▶ [THE TASK] Could you find each line of the data below that contains the word "added" and copy those lines?

####

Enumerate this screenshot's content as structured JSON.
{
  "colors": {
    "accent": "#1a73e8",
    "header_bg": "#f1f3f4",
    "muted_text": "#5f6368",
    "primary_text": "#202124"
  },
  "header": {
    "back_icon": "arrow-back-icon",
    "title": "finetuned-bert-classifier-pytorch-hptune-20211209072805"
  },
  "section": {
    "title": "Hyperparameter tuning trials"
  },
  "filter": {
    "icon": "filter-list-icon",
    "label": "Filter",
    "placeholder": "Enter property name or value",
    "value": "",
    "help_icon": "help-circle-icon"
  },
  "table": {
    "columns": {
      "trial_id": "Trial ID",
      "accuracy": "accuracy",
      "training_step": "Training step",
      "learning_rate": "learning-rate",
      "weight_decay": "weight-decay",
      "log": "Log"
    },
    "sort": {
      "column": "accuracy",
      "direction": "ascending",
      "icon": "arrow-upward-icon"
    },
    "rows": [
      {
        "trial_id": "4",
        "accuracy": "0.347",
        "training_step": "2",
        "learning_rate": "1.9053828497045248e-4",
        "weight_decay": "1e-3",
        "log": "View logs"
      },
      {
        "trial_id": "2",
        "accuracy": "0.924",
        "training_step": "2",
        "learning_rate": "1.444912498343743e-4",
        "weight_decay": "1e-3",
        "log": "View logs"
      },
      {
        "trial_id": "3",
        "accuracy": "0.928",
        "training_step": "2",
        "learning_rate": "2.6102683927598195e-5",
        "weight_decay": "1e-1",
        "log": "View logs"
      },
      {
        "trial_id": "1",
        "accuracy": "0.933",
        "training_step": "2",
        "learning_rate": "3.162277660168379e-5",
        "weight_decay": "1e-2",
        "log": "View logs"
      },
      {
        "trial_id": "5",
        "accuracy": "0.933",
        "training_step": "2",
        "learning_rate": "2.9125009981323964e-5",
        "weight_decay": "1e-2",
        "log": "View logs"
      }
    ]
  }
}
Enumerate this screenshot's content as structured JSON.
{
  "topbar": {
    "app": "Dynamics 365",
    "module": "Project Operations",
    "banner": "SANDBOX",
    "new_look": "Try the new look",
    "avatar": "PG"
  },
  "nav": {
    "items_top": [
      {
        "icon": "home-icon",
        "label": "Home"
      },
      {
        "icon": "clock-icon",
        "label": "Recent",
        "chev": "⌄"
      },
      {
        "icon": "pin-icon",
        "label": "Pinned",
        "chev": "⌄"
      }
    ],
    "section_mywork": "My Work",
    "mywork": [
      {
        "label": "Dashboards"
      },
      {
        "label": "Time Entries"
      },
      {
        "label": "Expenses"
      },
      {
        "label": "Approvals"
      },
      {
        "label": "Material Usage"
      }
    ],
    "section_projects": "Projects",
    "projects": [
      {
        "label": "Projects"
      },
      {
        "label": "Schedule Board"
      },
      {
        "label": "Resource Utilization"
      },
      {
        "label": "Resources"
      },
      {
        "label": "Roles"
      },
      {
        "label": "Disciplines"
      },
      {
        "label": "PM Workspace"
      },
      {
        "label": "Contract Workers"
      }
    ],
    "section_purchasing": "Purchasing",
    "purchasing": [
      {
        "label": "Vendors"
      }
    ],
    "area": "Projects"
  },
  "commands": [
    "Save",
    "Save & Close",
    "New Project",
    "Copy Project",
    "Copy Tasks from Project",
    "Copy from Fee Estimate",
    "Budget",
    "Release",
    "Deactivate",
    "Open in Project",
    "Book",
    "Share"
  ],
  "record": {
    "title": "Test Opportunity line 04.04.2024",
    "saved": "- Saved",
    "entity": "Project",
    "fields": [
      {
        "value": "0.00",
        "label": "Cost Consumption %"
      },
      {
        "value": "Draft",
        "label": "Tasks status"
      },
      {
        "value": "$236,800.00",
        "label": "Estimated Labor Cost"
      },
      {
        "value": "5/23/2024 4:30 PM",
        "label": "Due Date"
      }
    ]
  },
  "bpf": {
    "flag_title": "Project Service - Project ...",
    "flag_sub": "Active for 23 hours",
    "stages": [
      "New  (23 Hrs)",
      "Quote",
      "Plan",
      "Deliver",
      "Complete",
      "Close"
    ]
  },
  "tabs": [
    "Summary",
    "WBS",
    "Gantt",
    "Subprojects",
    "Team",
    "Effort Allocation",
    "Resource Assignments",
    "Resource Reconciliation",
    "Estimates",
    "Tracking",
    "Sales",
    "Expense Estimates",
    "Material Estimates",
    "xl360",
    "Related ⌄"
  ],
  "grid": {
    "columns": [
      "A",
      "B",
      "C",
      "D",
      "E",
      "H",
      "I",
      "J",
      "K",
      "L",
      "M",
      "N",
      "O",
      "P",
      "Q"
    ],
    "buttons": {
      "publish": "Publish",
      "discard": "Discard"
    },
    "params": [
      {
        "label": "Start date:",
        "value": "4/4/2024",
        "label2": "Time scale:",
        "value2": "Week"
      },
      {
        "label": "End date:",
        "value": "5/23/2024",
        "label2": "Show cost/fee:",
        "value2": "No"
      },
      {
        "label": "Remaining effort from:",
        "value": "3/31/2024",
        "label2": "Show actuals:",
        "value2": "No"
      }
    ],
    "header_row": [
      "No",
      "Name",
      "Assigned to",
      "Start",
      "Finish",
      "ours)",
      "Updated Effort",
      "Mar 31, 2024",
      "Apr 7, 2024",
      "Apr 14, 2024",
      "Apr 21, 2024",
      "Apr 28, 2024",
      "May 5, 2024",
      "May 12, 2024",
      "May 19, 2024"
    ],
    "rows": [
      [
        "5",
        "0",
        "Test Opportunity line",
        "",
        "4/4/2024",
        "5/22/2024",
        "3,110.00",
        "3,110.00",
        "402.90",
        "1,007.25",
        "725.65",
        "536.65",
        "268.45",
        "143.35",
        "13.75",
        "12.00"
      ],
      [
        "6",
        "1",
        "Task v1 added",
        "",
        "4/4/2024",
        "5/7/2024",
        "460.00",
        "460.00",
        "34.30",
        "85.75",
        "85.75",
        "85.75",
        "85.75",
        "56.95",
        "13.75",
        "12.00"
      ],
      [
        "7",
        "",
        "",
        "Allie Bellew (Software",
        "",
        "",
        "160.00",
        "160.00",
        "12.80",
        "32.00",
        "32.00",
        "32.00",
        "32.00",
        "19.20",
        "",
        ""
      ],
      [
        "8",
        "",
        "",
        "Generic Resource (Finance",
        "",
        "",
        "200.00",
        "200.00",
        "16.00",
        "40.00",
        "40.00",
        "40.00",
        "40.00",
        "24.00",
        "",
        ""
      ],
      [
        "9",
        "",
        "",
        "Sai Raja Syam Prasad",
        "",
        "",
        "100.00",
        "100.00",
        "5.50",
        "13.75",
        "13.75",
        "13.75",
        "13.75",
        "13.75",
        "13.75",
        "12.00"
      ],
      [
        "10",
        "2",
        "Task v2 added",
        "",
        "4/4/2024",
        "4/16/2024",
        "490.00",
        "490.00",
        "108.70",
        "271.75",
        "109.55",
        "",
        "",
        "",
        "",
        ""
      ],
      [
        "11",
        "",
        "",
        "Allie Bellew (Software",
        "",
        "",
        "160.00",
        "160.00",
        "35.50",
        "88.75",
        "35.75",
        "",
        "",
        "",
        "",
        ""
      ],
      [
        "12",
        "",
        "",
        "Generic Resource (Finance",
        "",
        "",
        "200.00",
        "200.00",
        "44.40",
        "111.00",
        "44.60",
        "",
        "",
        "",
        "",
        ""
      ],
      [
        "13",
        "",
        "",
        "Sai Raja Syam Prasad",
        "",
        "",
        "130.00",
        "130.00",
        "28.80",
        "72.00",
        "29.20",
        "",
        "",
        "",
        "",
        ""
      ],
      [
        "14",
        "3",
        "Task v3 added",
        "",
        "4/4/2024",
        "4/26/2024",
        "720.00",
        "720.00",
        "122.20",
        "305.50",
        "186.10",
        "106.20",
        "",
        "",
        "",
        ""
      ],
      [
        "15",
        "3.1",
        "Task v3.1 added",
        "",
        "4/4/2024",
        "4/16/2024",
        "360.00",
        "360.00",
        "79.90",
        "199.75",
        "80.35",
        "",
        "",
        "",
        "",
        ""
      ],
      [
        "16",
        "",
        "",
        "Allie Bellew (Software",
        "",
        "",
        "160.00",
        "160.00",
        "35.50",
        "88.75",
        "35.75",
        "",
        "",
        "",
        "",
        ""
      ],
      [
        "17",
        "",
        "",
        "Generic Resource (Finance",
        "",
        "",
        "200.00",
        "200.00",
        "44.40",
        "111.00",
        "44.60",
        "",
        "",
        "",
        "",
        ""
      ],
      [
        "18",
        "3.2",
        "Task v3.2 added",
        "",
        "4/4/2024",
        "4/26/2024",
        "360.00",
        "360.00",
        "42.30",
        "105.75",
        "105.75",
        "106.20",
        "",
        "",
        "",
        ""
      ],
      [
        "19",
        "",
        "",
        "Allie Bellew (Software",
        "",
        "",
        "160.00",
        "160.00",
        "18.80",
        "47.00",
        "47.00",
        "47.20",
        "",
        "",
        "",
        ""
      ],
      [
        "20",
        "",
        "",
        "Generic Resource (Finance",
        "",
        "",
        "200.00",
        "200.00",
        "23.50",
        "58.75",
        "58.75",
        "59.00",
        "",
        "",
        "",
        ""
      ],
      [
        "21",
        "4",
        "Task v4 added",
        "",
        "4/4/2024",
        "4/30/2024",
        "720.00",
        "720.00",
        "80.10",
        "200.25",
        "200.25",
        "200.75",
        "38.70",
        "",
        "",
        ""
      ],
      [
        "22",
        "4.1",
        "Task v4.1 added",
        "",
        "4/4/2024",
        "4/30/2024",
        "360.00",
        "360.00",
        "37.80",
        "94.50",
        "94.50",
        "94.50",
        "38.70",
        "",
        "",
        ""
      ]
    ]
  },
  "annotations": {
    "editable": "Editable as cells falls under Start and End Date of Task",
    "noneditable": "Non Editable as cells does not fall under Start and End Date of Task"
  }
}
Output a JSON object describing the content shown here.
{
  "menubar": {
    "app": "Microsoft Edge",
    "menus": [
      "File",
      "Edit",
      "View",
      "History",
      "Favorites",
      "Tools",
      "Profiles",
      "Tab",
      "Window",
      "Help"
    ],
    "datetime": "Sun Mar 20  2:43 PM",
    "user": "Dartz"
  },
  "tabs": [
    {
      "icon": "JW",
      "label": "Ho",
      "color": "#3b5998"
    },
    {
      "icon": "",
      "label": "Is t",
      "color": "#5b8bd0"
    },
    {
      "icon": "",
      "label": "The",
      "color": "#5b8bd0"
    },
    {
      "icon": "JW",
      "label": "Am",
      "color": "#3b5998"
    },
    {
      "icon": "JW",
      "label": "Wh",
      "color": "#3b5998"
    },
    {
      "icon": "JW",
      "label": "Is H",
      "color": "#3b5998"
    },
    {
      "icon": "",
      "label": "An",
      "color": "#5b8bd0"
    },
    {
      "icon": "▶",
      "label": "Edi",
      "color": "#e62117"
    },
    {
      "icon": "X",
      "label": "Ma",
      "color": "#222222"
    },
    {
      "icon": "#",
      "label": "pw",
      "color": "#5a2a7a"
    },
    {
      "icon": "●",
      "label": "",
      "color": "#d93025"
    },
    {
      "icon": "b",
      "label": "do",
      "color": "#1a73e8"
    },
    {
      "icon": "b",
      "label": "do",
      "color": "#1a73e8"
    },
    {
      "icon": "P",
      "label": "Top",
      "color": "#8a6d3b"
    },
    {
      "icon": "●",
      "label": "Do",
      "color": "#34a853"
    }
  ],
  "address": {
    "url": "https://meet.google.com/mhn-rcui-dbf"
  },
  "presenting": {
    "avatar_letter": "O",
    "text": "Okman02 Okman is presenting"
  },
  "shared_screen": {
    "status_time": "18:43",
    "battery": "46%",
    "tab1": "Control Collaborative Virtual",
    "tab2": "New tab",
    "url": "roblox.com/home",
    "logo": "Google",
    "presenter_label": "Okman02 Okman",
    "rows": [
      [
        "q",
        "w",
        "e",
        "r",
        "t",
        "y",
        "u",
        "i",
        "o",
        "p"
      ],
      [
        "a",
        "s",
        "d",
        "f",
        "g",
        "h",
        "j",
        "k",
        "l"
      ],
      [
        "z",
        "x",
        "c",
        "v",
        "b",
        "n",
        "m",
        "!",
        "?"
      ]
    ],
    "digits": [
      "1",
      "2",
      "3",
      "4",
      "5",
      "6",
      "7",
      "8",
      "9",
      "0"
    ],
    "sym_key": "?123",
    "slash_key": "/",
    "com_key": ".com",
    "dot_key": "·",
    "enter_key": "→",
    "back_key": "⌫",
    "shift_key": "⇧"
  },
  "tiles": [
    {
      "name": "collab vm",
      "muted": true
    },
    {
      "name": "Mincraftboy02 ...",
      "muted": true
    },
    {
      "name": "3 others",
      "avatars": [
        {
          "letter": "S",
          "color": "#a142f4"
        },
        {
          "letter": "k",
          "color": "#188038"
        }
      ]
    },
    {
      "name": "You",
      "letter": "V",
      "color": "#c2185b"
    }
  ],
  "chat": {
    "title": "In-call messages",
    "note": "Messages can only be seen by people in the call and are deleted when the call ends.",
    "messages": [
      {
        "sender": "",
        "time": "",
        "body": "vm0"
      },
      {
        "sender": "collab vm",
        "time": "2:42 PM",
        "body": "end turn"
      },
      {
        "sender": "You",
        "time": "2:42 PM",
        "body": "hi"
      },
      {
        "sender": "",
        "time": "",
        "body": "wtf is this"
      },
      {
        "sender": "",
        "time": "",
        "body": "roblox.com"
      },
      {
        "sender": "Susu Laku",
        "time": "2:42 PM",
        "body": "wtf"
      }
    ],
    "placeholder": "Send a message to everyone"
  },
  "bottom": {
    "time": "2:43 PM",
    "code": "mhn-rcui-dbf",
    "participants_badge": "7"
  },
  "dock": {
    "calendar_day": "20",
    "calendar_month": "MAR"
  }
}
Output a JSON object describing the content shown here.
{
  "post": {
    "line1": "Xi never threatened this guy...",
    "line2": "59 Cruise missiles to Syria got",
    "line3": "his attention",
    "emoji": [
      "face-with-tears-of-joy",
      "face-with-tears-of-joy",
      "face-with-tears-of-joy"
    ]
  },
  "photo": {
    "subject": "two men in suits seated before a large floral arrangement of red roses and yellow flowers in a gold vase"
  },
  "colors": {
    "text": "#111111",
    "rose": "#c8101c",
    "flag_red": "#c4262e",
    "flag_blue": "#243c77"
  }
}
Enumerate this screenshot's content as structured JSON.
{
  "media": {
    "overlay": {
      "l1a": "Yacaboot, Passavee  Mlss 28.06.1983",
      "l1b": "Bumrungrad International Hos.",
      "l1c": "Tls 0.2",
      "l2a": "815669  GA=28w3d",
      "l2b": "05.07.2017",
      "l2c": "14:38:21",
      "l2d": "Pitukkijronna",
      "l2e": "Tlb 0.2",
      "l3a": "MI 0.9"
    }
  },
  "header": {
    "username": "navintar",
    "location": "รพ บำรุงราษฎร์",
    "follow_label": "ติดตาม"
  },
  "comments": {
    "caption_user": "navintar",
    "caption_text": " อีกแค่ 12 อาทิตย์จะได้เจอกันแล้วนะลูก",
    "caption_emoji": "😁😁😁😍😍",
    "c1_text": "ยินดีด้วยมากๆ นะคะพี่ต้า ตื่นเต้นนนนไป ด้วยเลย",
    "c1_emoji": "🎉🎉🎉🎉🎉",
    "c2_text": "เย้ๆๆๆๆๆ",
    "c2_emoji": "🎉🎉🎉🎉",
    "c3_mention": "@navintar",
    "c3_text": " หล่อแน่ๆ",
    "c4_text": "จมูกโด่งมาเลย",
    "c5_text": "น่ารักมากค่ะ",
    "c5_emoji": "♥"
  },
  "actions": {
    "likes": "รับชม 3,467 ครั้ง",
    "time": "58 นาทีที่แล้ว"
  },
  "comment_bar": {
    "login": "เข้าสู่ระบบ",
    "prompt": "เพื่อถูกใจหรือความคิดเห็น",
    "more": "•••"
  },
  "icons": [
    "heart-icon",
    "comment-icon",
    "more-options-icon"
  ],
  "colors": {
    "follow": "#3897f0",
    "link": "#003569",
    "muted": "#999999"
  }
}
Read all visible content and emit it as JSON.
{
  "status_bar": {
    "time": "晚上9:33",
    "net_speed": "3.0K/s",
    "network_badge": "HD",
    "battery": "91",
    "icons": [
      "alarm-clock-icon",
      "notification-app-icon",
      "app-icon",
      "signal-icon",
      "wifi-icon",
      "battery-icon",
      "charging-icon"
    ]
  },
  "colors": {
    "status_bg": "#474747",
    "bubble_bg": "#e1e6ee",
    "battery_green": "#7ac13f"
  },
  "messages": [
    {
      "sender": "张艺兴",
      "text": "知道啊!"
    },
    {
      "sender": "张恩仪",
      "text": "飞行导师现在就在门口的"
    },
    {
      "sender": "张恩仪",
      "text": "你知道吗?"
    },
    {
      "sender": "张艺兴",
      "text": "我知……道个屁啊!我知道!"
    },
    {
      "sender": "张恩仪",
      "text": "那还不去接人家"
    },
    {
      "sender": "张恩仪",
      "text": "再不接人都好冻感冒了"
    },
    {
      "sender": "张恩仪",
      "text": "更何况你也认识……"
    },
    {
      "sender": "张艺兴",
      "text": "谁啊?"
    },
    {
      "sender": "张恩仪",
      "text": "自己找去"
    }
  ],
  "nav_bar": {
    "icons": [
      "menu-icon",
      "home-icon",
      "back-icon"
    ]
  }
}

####

▶ [COMPLETED TASK]
        "Task v1 added",
        "Task v2 added",
        "Task v3 added",
        "Task v3.1 added",
        "Task v3.2 added",
        "Task v4 added",
        "Task v4.1 added",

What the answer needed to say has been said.